When it comes to complexity in projects, uncertainties from environment and dependencies are big drivers. Environment means both outside the company; with users, customers, partners, authorities.. and inside the company from the governance, other operations, other projects, etc… Many project managers testify that uncertainties from the environment have increased greatly during the last 20 years. Here, as a project manager, you need to work a lot with stakeholder management (not just analysis) and realizing that we constantly need to keep one eye on the project and one on the environment. Regular, result-based interactions with the environment are not only good, they are necessary. Being able to make adjustment and changes without losing focus is a competitive advantage in a changing world.
On top of this, we have a lot of dependencies between the subprojects/working groups/team members that is non-linear. When supporting projects, we regularly illustrate this by representing the project and its sub-parts with people and then letting them use elastic bands to show who they need to talk to do their work and who needs their results. This usually gives a strong impression, for all involved, about how many dependencies there are. Take a picture from above if you try it! The exercise shows that it is going to be useless to try to cope with all dependencies by yourself as a project manager. You’ll get caught in-between and become a bottleneck. It is also a good signal to all involved that we need to communicate directly and consistently. Trying to cope with complexity by only communicating at meetings is futile.
However, the biggest trap in dealing with complexity is to treat it like it is complicated. In a complicated system, if you have sufficient competence, there is a good way to do things and we can talk about best practice. In a complex system, there is no best practice. The way forward will differ each time, so what we can re-use is the way we think. In complicated systems we may make good use of detailed instructions and procedures, but in a complex system we need each actor to be competent enough and for them to focus on the interactions.
This article is based on Leading in uncertain and complex projects.
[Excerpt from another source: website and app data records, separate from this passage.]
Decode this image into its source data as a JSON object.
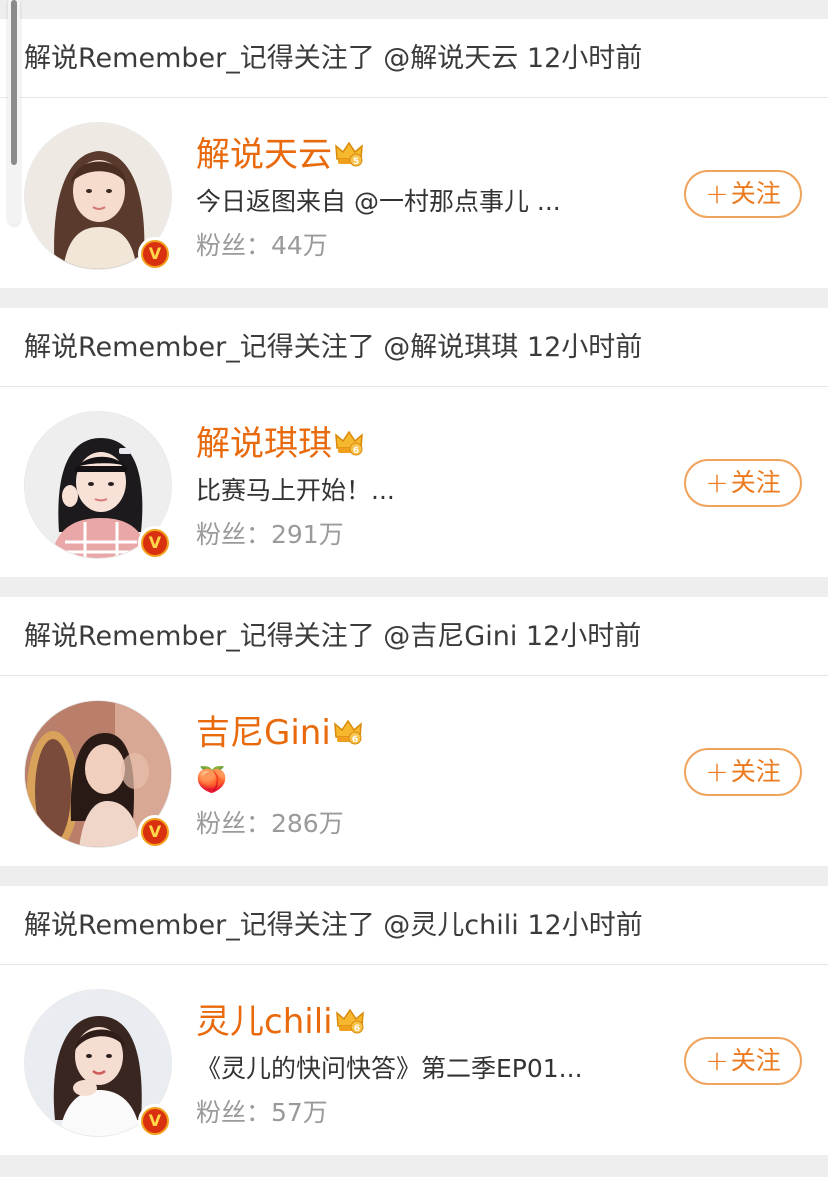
{
  "feed": {
    "items": [
      {
        "action": "解说Remember_记得关注了 @解说天云 12小时前",
        "name": "解说天云",
        "bio": "今日返图来自 @一村那点事儿 ...",
        "fans": "粉丝：44万",
        "follow_label": "关注",
        "level": "5"
      },
      {
        "action": "解说Remember_记得关注了 @解说琪琪 12小时前",
        "name": "解说琪琪",
        "bio": "比赛马上开始！...",
        "fans": "粉丝：291万",
        "follow_label": "关注",
        "level": "6"
      },
      {
        "action": "解说Remember_记得关注了 @吉尼Gini 12小时前",
        "name": "吉尼Gini",
        "bio": "🍑",
        "fans": "粉丝：286万",
        "follow_label": "关注",
        "level": "6"
      },
      {
        "action": "解说Remember_记得关注了 @灵儿chili 12小时前",
        "name": "灵儿chili",
        "bio": "《灵儿的快问快答》第二季EP01...",
        "fans": "粉丝：57万",
        "follow_label": "关注",
        "level": "6"
      }
    ],
    "verified_label": "V",
    "plus_symbol": "+"
  },
  "colors": {
    "name": "#e86a0c",
    "follow_border": "#f0a35c",
    "verified": "#d9300f",
    "background": "#eeeeee"
  }
}
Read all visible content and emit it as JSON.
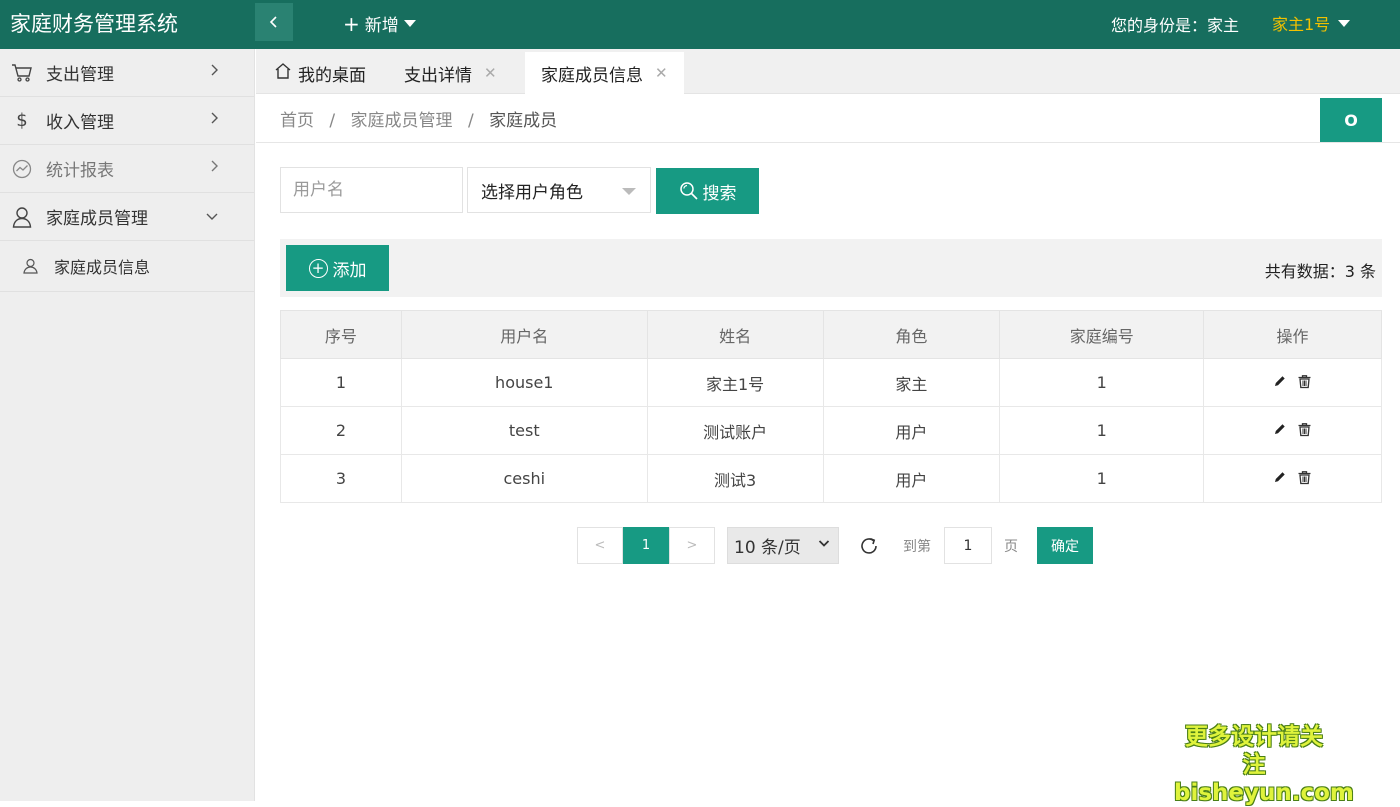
{
  "app": {
    "title": "家庭财务管理系统",
    "new_label": "新增",
    "identity_label": "您的身份是：家主",
    "user_name": "家主1号"
  },
  "colors": {
    "header": "#176e5e",
    "accent": "#179a83",
    "user_name": "#f2c100"
  },
  "sidebar": {
    "items": [
      {
        "label": "支出管理",
        "icon": "cart-icon"
      },
      {
        "label": "收入管理",
        "icon": "dollar-icon"
      },
      {
        "label": "统计报表",
        "icon": "chart-icon"
      },
      {
        "label": "家庭成员管理",
        "icon": "user-icon"
      }
    ],
    "sub_items": [
      {
        "label": "家庭成员信息",
        "icon": "user-icon"
      }
    ]
  },
  "tabs": [
    {
      "label": "我的桌面"
    },
    {
      "label": "支出详情"
    },
    {
      "label": "家庭成员信息"
    }
  ],
  "breadcrumb": {
    "home": "首页",
    "parent": "家庭成员管理",
    "current": "家庭成员",
    "sep": "/"
  },
  "refresh_label": "O",
  "search": {
    "username_placeholder": "用户名",
    "role_label": "选择用户角色",
    "search_label": "搜索"
  },
  "toolbar": {
    "add_label": "添加",
    "total_label": "共有数据：3 条"
  },
  "table": {
    "headers": [
      "序号",
      "用户名",
      "姓名",
      "角色",
      "家庭编号",
      "操作"
    ],
    "rows": [
      [
        "1",
        "house1",
        "家主1号",
        "家主",
        "1"
      ],
      [
        "2",
        "test",
        "测试账户",
        "用户",
        "1"
      ],
      [
        "3",
        "ceshi",
        "测试3",
        "用户",
        "1"
      ]
    ]
  },
  "pagination": {
    "prev": "<",
    "current": "1",
    "next": ">",
    "page_size": "10 条/页",
    "goto_label": "到第",
    "goto_value": "1",
    "page_label": "页",
    "confirm_label": "确定"
  },
  "watermark": {
    "line1": "更多设计请关注",
    "line2": "bisheyun.com"
  }
}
For more information about complexity and how you can lead in complex projects, check out the book, or the podcast below.
Mats Ragnarsson is a Senior consultant at Wenell Management, and co-author of the book Leading in uncertain and complex projects.